##### Lakpa Dorje Tamang

Lakpa Dorje Tamang received his B.Eng. in Electrical and Electronics Engineering from Kathmandu Univer-sity, Nepal, in 2018. He is currently an MSc student in Information and Communication Engineering at Changwon National University, Changwon-si, South Korea. His research interests include optical camera communication, display-to-camera communication, digital image processing, deep learning, and artificial intelligence.

##### Byung Wook Kim
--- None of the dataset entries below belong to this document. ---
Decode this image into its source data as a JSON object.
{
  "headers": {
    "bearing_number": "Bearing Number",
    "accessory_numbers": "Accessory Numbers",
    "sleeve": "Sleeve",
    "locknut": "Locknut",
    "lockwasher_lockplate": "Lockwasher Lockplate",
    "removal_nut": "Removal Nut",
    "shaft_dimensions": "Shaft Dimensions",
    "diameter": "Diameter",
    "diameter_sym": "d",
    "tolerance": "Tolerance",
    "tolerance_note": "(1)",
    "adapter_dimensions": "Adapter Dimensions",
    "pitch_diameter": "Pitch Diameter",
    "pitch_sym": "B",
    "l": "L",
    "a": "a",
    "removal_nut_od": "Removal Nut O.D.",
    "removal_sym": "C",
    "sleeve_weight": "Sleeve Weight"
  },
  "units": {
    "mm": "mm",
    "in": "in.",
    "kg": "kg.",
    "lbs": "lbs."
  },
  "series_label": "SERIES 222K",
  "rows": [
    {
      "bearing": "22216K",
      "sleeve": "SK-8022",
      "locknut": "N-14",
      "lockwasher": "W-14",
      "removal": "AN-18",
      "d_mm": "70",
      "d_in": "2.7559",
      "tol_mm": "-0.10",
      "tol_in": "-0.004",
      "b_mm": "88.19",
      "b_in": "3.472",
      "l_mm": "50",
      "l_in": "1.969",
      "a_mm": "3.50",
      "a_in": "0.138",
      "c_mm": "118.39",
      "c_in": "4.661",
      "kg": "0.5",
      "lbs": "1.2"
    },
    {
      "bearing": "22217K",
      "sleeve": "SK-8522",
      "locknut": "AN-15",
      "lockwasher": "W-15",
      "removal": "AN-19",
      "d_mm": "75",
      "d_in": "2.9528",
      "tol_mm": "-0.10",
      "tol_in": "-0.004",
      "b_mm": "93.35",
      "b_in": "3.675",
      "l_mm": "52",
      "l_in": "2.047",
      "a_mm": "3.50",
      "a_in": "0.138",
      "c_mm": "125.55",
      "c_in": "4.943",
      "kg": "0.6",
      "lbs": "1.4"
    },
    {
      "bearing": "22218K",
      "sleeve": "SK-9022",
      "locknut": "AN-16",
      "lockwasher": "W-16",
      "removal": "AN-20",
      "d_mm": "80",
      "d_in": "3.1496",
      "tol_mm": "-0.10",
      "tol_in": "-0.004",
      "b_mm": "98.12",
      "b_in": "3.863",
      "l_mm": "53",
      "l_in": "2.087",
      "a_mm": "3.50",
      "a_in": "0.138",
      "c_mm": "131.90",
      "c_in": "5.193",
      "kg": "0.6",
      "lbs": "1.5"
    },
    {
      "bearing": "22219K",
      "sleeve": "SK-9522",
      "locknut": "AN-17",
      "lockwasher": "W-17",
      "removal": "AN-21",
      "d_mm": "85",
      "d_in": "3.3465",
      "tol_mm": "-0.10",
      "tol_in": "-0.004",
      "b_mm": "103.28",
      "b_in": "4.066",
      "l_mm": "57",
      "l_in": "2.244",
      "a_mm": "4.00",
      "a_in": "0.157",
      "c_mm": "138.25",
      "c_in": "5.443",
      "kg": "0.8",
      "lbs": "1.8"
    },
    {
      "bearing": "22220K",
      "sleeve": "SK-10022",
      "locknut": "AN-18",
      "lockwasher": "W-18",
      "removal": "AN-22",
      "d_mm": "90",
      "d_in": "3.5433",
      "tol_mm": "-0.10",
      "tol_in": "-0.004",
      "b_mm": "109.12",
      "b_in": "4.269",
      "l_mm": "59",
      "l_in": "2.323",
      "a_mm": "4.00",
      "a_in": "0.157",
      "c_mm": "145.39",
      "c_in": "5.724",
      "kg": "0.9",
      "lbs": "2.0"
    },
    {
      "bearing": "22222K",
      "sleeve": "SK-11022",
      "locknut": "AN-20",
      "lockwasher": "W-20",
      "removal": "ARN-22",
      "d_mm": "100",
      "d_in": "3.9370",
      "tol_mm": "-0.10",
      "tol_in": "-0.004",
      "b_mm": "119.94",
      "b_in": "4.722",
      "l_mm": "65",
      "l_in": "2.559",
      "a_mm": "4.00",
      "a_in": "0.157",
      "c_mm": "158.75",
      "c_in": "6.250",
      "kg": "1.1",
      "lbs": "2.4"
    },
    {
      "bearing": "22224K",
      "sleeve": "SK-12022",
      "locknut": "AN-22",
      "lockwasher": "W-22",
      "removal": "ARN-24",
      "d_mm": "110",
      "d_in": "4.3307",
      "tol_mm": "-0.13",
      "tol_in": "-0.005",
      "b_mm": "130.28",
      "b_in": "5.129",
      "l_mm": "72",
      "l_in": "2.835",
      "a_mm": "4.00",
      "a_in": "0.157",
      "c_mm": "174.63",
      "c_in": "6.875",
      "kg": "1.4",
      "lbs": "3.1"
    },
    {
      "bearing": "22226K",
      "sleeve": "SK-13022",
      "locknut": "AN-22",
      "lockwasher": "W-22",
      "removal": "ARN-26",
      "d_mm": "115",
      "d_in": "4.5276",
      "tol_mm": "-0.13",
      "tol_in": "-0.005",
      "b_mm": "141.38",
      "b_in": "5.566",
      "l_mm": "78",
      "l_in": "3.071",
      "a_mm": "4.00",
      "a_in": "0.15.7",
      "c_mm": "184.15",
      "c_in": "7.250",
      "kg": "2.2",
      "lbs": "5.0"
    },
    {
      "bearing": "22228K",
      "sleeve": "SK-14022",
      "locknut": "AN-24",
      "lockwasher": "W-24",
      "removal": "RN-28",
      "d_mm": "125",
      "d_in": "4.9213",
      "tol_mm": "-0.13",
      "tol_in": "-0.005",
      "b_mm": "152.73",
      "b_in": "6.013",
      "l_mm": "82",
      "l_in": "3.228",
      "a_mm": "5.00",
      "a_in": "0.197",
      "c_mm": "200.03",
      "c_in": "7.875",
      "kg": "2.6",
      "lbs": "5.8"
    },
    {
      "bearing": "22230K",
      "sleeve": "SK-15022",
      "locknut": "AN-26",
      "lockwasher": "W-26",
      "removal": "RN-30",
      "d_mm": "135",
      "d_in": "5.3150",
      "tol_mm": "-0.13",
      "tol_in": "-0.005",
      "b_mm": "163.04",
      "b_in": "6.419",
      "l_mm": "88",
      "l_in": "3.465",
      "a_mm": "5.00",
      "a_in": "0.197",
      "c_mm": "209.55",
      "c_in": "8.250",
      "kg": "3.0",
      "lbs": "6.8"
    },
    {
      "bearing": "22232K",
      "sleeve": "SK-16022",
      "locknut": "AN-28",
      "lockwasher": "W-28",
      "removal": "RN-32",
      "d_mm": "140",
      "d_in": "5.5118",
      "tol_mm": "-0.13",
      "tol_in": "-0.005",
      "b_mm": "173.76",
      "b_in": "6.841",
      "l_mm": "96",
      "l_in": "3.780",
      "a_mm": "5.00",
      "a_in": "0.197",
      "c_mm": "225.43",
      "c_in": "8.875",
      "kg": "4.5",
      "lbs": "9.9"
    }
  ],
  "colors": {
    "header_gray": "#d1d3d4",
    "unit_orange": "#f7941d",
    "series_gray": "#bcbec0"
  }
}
Byung Wook Kim received his BSc from the School of Electrical Engi-neering, Pusan National University, Pusan, South Korea, in 2005, and an MS and a PhD from the Department of Electrical Engineering, KAIST, Daejeon, South Korea, in 2007 and 2012, respectively. He was a Senior Engineer with the Korea Electrotechnology Research Institute, Changwon-si, South Korea, from 2012 to 2013. He was an Assistant Professor with the School of Electrical and Railway Engineering, Kyungil University, Gyeongsan-si, South Korea, from 2013 to 2016. He was an Assistant Professor with the Department of ICT Automotive Engineering, Hoseo University, from 2016 to 2019. He is currently an Assistant Professor with the Department of Information and Communication Engineering, Changwon National University, Changwon-si, South Korea. His research interests include wireless communications, visible light communications, machine learning, and deep learning.